Plot: Fledgling writer Briony Tallis, as a 13-year-old, irrevocably changes the course of several lives when she accuses her older sister’s lover of a crime he did not commit. Based on the British romance novel by Ian McEwan.
I enjoyed Atonement. I had no idea what the storyline was even about, and going in blind is always entertaining. It has a heartbreaking story and ending, and you can’t help feeling like crap because you’ve had a much better life than anyone involved in there.
The characters had real depth and the actors were well able to keep you dedicated to watching the movie to the end. I was really excited to see Benedict Cumberbatch around and he is as great as always, although his character was reprehensible. I also got to see some more James McAvoy, and I am currently a huge fan of him after watching Days of Future Past. He is fascinating and lives himself into a character completely. He was so sweet and happy and got up to such ridiculous things – I knew his letter writing exercise would blow up in his face in the end and it did quite entertainingly.
Kiera Knightley plays a character that you eventually just feel sorry for – she lost what she had just found and could never really get on with her life after that. She was first the girl who loved someone beneath her class, then the second she made peace with her feelings it was taken away from her so badly, and her life turned out in a way that she never would have guessed.
James McAvoy as the male lead in Atonement had me fangirling again. I discovered him only last year when I watched X-men: Days of Future Past, and right now the man can do no wrong in my eyes. He is an incomparable actor with great talent and he really makes you understand the depth of who he portrays.

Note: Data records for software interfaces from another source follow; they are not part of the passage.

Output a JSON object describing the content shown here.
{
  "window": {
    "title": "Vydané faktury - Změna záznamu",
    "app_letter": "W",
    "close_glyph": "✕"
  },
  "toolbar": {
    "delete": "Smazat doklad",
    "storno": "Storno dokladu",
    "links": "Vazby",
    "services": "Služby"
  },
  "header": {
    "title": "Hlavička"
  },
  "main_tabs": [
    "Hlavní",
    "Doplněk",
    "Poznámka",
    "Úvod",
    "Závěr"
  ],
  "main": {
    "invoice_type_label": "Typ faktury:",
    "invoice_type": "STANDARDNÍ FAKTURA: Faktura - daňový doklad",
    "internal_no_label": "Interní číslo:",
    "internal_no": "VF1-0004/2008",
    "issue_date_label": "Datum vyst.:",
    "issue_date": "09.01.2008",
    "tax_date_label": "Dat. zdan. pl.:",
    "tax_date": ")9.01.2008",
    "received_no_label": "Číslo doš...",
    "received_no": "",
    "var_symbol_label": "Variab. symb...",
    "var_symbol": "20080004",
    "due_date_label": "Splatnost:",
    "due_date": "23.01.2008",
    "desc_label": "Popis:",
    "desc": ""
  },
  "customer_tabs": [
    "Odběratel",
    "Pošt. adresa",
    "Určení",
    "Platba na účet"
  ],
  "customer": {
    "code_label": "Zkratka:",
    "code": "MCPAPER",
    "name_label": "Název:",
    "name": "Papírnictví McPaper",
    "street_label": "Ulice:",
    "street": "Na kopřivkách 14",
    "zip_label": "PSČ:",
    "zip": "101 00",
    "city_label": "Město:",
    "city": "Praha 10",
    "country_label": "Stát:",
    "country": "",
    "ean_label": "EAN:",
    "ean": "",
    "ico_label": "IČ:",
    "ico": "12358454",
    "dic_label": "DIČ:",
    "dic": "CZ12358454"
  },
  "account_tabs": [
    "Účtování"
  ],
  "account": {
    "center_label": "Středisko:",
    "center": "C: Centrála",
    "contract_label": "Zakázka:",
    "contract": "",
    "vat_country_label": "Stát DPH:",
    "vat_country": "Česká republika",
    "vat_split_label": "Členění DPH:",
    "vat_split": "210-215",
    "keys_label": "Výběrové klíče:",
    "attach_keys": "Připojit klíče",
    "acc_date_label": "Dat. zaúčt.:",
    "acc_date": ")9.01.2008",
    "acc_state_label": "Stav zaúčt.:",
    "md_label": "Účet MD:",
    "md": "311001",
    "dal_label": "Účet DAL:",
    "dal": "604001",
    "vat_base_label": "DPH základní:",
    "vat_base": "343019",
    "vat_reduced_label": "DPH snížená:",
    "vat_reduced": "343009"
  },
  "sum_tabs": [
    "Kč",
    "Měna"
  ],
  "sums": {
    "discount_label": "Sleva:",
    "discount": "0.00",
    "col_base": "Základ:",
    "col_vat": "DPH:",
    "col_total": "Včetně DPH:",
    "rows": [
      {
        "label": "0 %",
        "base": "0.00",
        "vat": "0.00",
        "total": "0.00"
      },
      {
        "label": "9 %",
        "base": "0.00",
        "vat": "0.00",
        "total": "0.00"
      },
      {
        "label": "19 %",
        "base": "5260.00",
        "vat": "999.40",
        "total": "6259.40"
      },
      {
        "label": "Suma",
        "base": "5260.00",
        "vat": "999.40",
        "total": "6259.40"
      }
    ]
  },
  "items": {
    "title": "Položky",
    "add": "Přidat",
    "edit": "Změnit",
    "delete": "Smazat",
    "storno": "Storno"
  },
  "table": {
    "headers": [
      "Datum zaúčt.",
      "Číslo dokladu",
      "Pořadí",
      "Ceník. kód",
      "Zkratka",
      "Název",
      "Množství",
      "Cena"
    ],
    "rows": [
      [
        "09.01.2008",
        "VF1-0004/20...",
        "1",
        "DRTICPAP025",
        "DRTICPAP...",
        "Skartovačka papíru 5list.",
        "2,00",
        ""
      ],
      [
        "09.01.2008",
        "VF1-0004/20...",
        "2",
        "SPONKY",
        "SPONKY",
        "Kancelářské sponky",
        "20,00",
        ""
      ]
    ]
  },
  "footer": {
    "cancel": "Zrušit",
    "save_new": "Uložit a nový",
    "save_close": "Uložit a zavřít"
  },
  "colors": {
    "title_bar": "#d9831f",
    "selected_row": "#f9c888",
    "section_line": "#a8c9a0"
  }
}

It was wonderful seeing him in a role where he is a straight laced guy – his roles are often of incredibly broken men (not that his character had it any easier in here than he had as Professor X)
Saoirse Ronan as a little girl was an amazing actress. She very nearly stole the show because she makes you understand that she is a sensitive, inquisitive young girl. I was so mad at what she did because I fully believe that it is not something a man can ever outlive, but then eventually had to sympathize with her because she acknowledged she was very young and had no idea what the consequences of her incorrect evidence would have.
The interesting chronological order of Atonement made you pay attention. Most movies follow the expected formula of moving forward. I enjoyed Atonement because you were taken back in time frequently and could not know when it would happen.
The movie is masterfully directed to make you fully understand the tragic lives of all the people who suffered from Briony’s horrific mistakes. Even when Briony realizes she was wrong, which is pretty much immediately, the damage is done and she has caused a great deal of people in her life incredible amounts of pain and injustice.
Atonement is a strong and poignant movie with excellent directing, and it carries a message of great importance – to be 110% sure before you accuse someone for an unforgivable crime, because you are never ruining only one life in the process.